### RECORDS SUPPLIED:
++++++

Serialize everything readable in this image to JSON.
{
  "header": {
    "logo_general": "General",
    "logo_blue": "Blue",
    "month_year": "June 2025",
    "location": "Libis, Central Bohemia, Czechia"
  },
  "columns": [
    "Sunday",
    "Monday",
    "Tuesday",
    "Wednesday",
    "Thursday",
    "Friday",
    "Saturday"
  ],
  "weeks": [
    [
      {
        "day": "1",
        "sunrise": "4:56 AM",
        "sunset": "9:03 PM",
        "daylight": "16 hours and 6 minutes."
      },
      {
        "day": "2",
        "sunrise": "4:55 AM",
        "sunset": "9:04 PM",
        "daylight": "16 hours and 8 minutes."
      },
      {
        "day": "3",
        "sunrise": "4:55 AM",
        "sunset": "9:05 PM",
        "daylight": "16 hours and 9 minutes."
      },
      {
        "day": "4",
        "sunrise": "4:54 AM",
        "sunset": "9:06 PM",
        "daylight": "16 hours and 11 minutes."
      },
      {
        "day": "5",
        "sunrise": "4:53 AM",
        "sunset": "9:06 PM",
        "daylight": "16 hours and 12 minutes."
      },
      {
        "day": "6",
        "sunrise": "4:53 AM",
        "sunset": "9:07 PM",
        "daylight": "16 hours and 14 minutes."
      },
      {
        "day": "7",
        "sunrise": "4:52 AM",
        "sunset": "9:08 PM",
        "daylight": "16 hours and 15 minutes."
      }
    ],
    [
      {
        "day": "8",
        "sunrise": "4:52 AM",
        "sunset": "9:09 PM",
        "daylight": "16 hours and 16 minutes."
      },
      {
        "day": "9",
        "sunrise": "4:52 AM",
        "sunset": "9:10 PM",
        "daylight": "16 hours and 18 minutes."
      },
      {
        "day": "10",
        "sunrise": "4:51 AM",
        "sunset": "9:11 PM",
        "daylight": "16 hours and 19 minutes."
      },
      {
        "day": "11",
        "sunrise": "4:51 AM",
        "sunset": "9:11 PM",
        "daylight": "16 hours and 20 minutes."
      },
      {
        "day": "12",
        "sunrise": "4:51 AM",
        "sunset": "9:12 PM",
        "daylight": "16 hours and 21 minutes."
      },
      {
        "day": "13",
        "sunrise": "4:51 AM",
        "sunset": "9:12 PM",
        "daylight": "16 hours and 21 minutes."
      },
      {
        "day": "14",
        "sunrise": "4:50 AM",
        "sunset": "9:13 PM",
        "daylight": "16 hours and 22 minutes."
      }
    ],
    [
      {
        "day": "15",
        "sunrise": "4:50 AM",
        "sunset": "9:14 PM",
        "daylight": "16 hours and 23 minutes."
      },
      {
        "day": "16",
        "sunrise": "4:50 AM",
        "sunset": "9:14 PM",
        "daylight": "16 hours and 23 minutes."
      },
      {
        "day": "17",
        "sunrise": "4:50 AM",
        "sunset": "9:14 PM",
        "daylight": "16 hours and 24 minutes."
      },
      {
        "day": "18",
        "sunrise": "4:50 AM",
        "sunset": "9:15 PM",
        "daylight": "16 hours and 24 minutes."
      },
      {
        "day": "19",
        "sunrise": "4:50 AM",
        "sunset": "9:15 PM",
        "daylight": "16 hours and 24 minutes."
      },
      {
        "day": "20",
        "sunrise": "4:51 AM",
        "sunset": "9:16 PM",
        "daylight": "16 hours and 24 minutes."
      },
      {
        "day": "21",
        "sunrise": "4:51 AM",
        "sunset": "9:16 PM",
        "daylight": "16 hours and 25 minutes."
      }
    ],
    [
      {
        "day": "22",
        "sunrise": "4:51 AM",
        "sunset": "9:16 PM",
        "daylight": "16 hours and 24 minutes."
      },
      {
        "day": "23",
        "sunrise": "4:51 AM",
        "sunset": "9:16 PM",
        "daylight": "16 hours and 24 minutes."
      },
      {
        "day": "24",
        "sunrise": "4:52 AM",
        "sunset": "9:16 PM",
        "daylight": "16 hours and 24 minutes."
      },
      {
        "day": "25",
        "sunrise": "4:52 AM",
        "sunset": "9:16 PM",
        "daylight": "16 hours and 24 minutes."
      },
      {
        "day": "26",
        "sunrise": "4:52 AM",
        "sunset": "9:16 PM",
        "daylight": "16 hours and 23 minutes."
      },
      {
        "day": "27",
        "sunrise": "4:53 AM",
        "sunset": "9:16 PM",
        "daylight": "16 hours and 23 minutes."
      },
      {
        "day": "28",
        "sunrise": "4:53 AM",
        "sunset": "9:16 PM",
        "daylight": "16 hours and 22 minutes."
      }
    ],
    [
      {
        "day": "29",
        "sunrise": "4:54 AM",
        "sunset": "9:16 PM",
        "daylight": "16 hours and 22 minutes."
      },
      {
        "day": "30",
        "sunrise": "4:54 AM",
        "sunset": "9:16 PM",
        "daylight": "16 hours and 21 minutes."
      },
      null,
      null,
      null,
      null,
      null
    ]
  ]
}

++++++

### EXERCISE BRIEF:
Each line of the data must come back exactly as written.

### COMPLETED TASK:
Serialize everything readable in this image to JSON.
{
  "header": {
    "logo_general": "General",
    "logo_blue": "Blue",
    "month_year": "June 2025",
    "location": "Libis, Central Bohemia, Czechia"
  },
  "columns": [
    "Sunday",
    "Monday",
    "Tuesday",
    "Wednesday",
    "Thursday",
    "Friday",
    "Saturday"
  ],
  "weeks": [
    [
      {
        "day": "1",
        "sunrise": "4:56 AM",
        "sunset": "9:03 PM",
        "daylight": "16 hours and 6 minutes."
      },
      {
        "day": "2",
        "sunrise": "4:55 AM",
        "sunset": "9:04 PM",
        "daylight": "16 hours and 8 minutes."
      },
      {
        "day": "3",
        "sunrise": "4:55 AM",
        "sunset": "9:05 PM",
        "daylight": "16 hours and 9 minutes."
      },
      {
        "day": "4",
        "sunrise": "4:54 AM",
        "sunset": "9:06 PM",
        "daylight": "16 hours and 11 minutes."
      },
      {
        "day": "5",
        "sunrise": "4:53 AM",
        "sunset": "9:06 PM",
        "daylight": "16 hours and 12 minutes."
      },
      {
        "day": "6",
        "sunrise": "4:53 AM",
        "sunset": "9:07 PM",
        "daylight": "16 hours and 14 minutes."
      },
      {
        "day": "7",
        "sunrise": "4:52 AM",
        "sunset": "9:08 PM",
        "daylight": "16 hours and 15 minutes."
      }
    ],
    [
      {
        "day": "8",
        "sunrise": "4:52 AM",
        "sunset": "9:09 PM",
        "daylight": "16 hours and 16 minutes."
      },
      {
        "day": "9",
        "sunrise": "4:52 AM",
        "sunset": "9:10 PM",
        "daylight": "16 hours and 18 minutes."
      },
      {
        "day": "10",
        "sunrise": "4:51 AM",
        "sunset": "9:11 PM",
        "daylight": "16 hours and 19 minutes."
      },
      {
        "day": "11",
        "sunrise": "4:51 AM",
        "sunset": "9:11 PM",
        "daylight": "16 hours and 20 minutes."
      },
      {
        "day": "12",
        "sunrise": "4:51 AM",
        "sunset": "9:12 PM",
        "daylight": "16 hours and 21 minutes."
      },
      {
        "day": "13",
        "sunrise": "4:51 AM",
        "sunset": "9:12 PM",
        "daylight": "16 hours and 21 minutes."
      },
      {
        "day": "14",
        "sunrise": "4:50 AM",
        "sunset": "9:13 PM",
        "daylight": "16 hours and 22 minutes."
      }
    ],
    [
      {
        "day": "15",
        "sunrise": "4:50 AM",
        "sunset": "9:14 PM",
        "daylight": "16 hours and 23 minutes."
      },
      {
        "day": "16",
        "sunrise": "4:50 AM",
        "sunset": "9:14 PM",
        "daylight": "16 hours and 23 minutes."
      },
      {
        "day": "17",
        "sunrise": "4:50 AM",
        "sunset": "9:14 PM",
        "daylight": "16 hours and 24 minutes."
      },
      {
        "day": "18",
        "sunrise": "4:50 AM",
        "sunset": "9:15 PM",
        "daylight": "16 hours and 24 minutes."
      },
      {
        "day": "19",
        "sunrise": "4:50 AM",
        "sunset": "9:15 PM",
        "daylight": "16 hours and 24 minutes."
      },
      {
        "day": "20",
        "sunrise": "4:51 AM",
        "sunset": "9:16 PM",
        "daylight": "16 hours and 24 minutes."
      },
      {
        "day": "21",
        "sunrise": "4:51 AM",
        "sunset": "9:16 PM",
        "daylight": "16 hours and 25 minutes."
      }
    ],
    [
      {
        "day": "22",
        "sunrise": "4:51 AM",
        "sunset": "9:16 PM",
        "daylight": "16 hours and 24 minutes."
      },
      {
        "day": "23",
        "sunrise": "4:51 AM",
        "sunset": "9:16 PM",
        "daylight": "16 hours and 24 minutes."
      },
      {
        "day": "24",
        "sunrise": "4:52 AM",
        "sunset": "9:16 PM",
        "daylight": "16 hours and 24 minutes."
      },
      {
        "day": "25",
        "sunrise": "4:52 AM",
        "sunset": "9:16 PM",
        "daylight": "16 hours and 24 minutes."
      },
      {
        "day": "26",
        "sunrise": "4:52 AM",
        "sunset": "9:16 PM",
        "daylight": "16 hours and 23 minutes."
      },
      {
        "day": "27",
        "sunrise": "4:53 AM",
        "sunset": "9:16 PM",
        "daylight": "16 hours and 23 minutes."
      },
      {
        "day": "28",
        "sunrise": "4:53 AM",
        "sunset": "9:16 PM",
        "daylight": "16 hours and 22 minutes."
      }
    ],
    [
      {
        "day": "29",
        "sunrise": "4:54 AM",
        "sunset": "9:16 PM",
        "daylight": "16 hours and 22 minutes."
      },
      {
        "day": "30",
        "sunrise": "4:54 AM",
        "sunset": "9:16 PM",
        "daylight": "16 hours and 21 minutes."
      },
      null,
      null,
      null,
      null,
      null
    ]
  ]
}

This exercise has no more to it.